Fine detail from the 13-megapixel sensor is average, falling behind the G4 and Galaxy S6’s cameras mostly due to post processing algorithms that attempt to aggressively filter and denoise the OnePlus 2’s images. These algorithms, in combination with sensor deficiencies, lead to a loss of fine detail that’s especially noticeable in wide shots.

The camera performs well in indoor shots, producing photos that are well exposed and often (but not always) perfectly saturated. The larger pixels of the OV13860 gives the OnePlus 2’s camera a physical advantage in darker environments over the Galaxy S6, although the S6 does very well in moderately-lit conditions, often producing similar images with slightly better colors and slightly less grain. However there’s no doubting the OnePlus 2’s capabilities in these conditions, and I was mostly pleased with its results.

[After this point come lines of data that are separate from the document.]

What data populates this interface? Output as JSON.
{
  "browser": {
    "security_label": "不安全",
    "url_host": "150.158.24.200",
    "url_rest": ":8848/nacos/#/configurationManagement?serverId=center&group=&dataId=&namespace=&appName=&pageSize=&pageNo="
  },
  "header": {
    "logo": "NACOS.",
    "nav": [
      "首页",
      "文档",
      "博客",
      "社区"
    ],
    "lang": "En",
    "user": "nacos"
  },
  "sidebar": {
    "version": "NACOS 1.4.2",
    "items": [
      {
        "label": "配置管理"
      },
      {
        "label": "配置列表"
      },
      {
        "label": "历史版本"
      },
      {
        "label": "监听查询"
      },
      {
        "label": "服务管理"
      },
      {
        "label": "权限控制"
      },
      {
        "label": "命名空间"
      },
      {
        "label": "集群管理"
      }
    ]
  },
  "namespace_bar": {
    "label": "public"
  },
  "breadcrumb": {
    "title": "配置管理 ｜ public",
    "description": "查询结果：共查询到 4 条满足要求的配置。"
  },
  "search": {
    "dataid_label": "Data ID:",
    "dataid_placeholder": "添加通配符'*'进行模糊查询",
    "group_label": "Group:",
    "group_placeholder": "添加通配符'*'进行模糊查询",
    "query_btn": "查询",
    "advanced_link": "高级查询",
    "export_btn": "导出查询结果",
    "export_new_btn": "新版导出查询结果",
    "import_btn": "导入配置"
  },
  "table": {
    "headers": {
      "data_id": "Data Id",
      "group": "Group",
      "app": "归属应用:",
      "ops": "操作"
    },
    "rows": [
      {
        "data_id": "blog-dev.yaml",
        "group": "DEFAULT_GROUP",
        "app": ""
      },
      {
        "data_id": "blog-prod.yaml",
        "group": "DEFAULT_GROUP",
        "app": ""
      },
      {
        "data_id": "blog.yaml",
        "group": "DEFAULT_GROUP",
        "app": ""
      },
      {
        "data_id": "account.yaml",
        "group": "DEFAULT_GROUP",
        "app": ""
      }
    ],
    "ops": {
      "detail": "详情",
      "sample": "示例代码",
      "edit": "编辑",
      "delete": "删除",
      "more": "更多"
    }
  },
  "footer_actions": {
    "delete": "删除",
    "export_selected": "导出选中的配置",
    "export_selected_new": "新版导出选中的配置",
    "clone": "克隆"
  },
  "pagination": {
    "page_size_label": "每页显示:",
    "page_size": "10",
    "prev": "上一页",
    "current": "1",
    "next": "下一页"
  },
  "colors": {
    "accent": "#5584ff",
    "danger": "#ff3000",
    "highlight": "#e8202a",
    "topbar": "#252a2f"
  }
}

Where the OnePlus 2 produces better images than the G4 and S6 is at night, where the larger pixels combined with OIS capture more light and thus produce photos with better illumination. Admittedly these night time photos aren’t as sharp as I would like, but this is definitely one of the better cameras I’ve seen for low-light photography.

The OnePlus 2’s camera app is acceptable, but it’s far from the best camera app I’ve seen. The interface is relatively clean, with a simple shutter button the left and some visible controls, and the camera is able to focus and capture photos quickly. However the video mode is bizarrely hidden away in a swipe-to-access menu, which makes changing from photo to video capture much slower than many other camera interfaces that have a record button right next to the main photo shutter.

The camera app also doesn’t come with a whole ton of functionality. You get an effective though somewhat slow HDR mode, ClearShot, a beauty mode, panorama, slow motion video, and time-lapse video, but no real options to change the exposure or any other camera settings. I’d like to see a manual mode here to take full advantage of the hardware, especially at night, similar to that found in competing smartphones.